The Maspero Massacre is just the tip of the iceberg for Egypt's Christians, who openly experience discrimination and persecution in a myriad of ways, from not getting the best or administrative jobs, to getting killed by fellow policemen and soldiers for being "infidels." This is unsurprising considering that Egypt's Constitution (Article 2) makes clear that "Islam is the religion of the state" and that "Islamic Sharia"—which is inherently discriminatory if not downright hostile to non-Muslims—is the "main source of legislation."
For Egyptian Copts, discrimination and outright persecution are systemic and endemic.
The plight of Egypt's Copts is representative of the plight of all Christians throughout the Muslim world—where both discrimination and outright persecution are systemic not to mention endemic. If you doubt this, see my "Muslim Persecution of Christians" series and witness the nonstop discrimination, persecution, and carnage committed—quite often in the name of Islam—by "everyday" Muslims, including their governments, against Christians. Each monthly report—there are currently well over a hundred, stretching back to July 2011—contains a dozen or so atrocities, most of which if committed by Christians against Muslims would receive 24/7 blanket coverage.
Despite all this—despite the fact that 38 of the 50 nations that persecute and terrorize as many as 260 million Christians are Islamic—curiously, no Muslim has begun a "Christian Lives Matter" movement.
No Muslim has begun a "Christian Lives Matter" movement.
Indeed, and to return to Ilhan Omar, her Islamic homeland of Somalia is widely considered the third worst nation in the entire world in its horrific and ideologically-driven butchery of Christians (in comparison Egypt is ranked #16). Yet, instead of using her prominent position as a member of Congress to draw attention to and help the non-Muslims of Somalia, she is busy projecting what her homeland does to its minorities onto America.
Meanwhile, Omar and many others seem to forget that it's only because the U.S. Constitution doesn't base freedom and equality on race or religion that she—a Muslim woman from Africa—could become a member of Congress in the first place. It's also why countless other blacks and non-white minorities come to and have achieved great success and social mobility in America: here, everyone stands equal before the law.
Does that mean American society is perfect, that there is no racism or discrimination whatsoever? Of course not.
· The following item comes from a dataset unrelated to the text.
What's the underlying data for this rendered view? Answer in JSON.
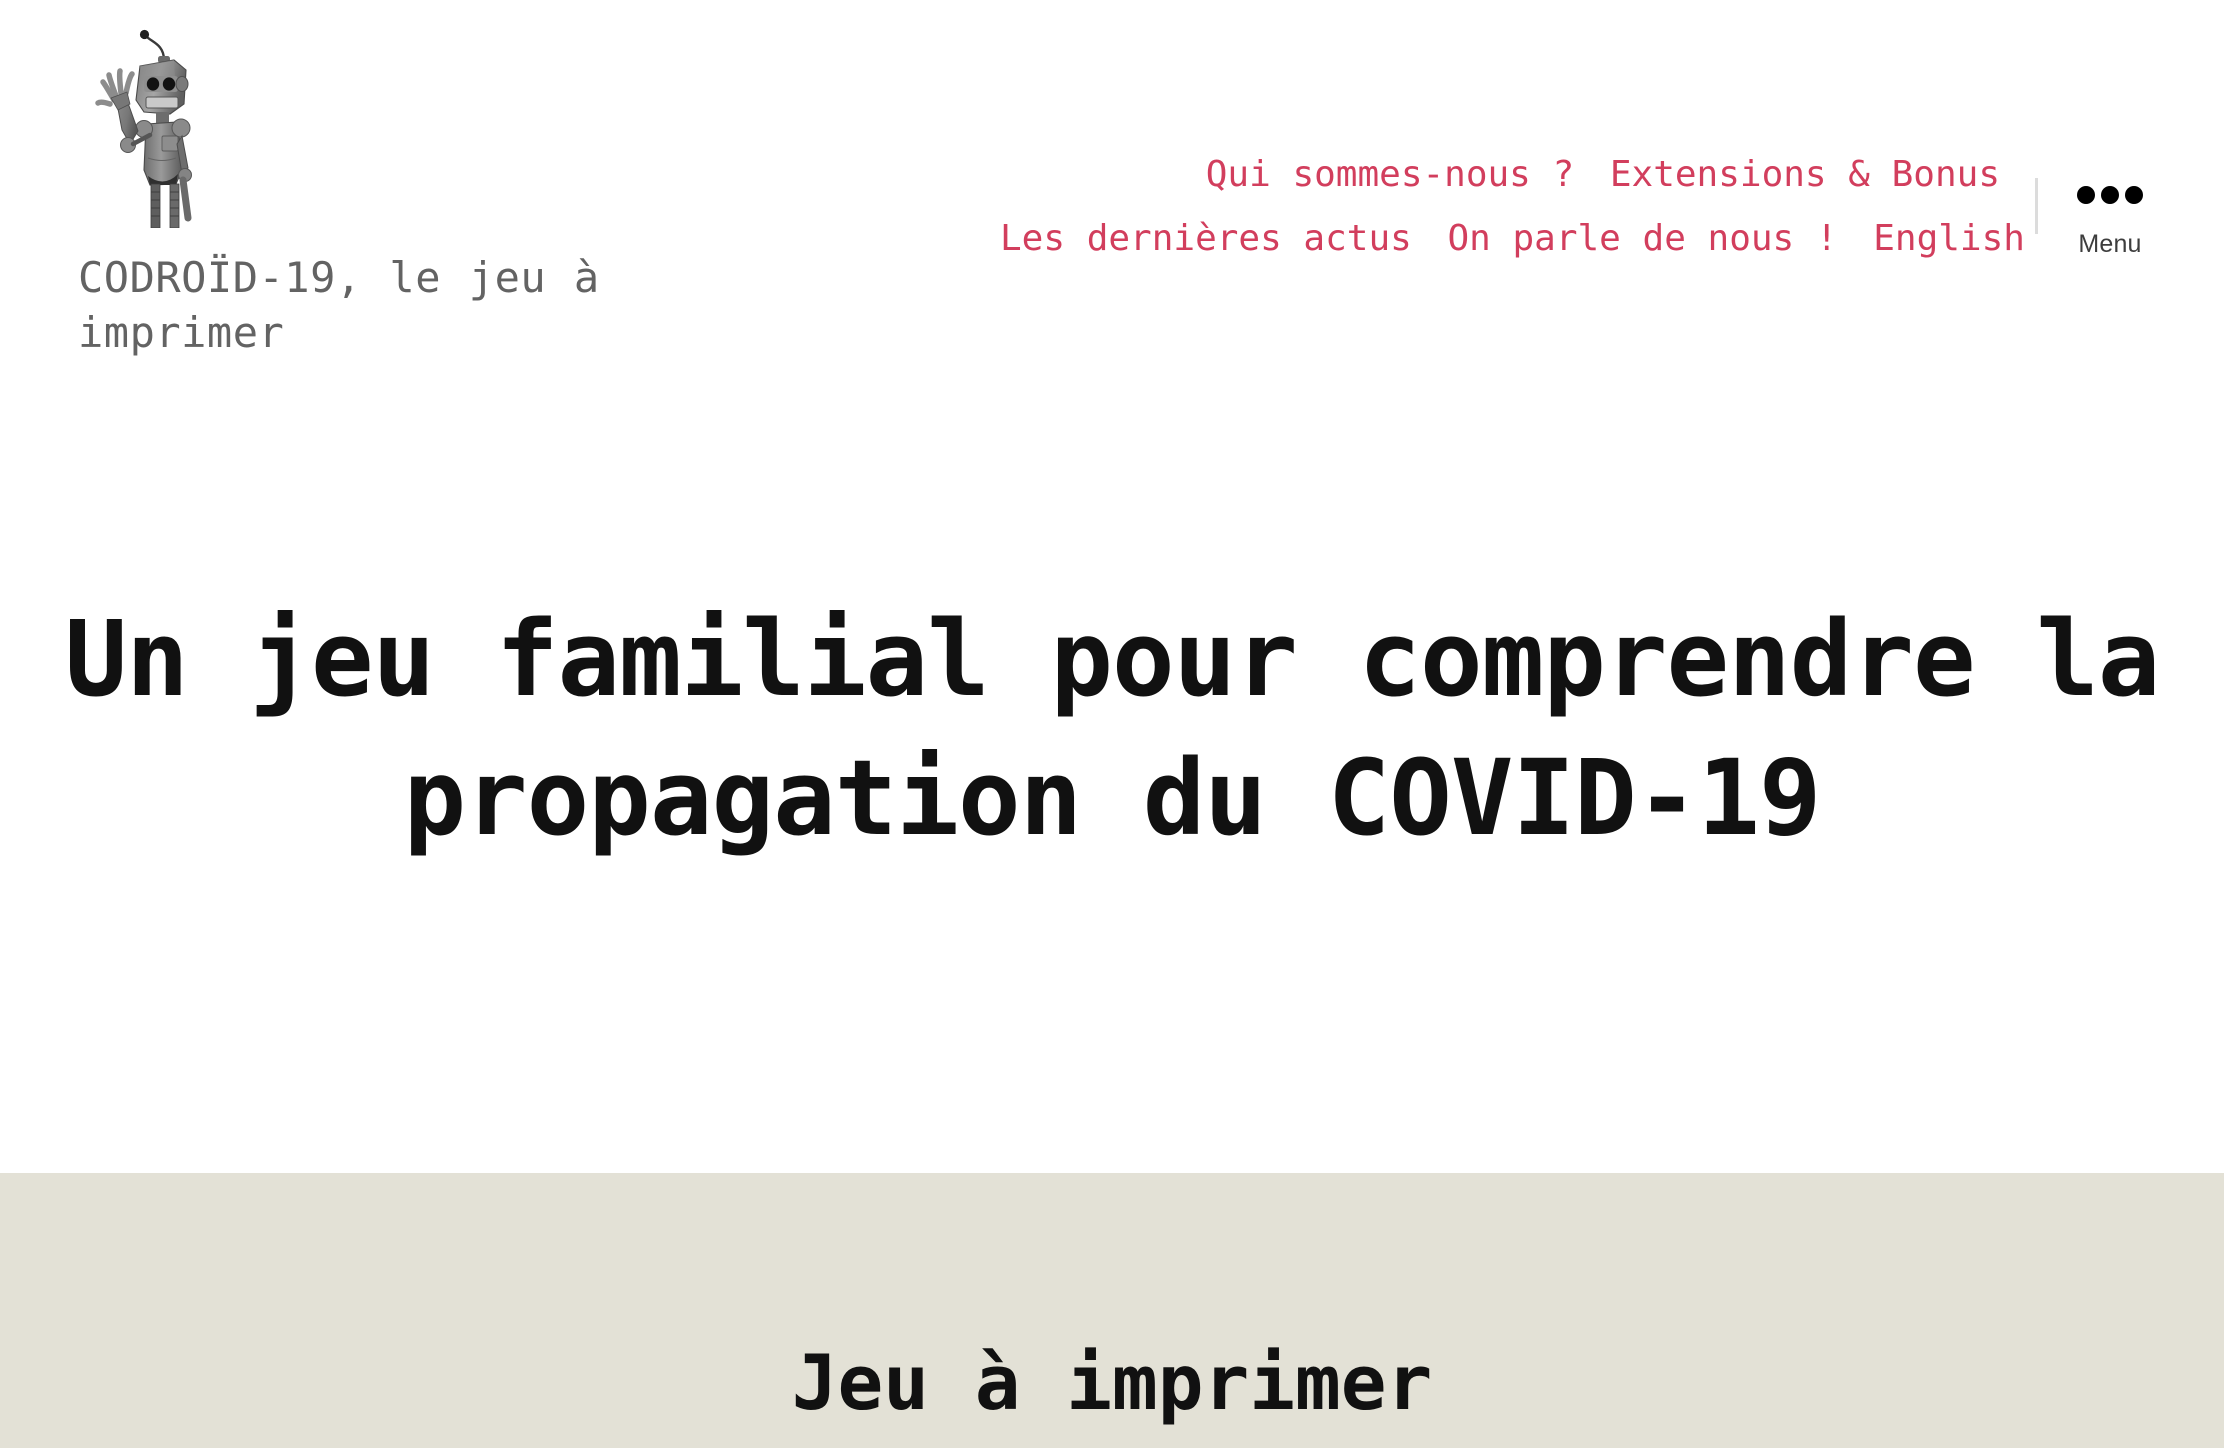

No nation—because no individual human—is perfect. It only means that things don't get much better than this. They only get worse—potentially much, much worse.
Raymond Ibrahim is a Judith Friedman Rosen Fellow at the Middle East Forum.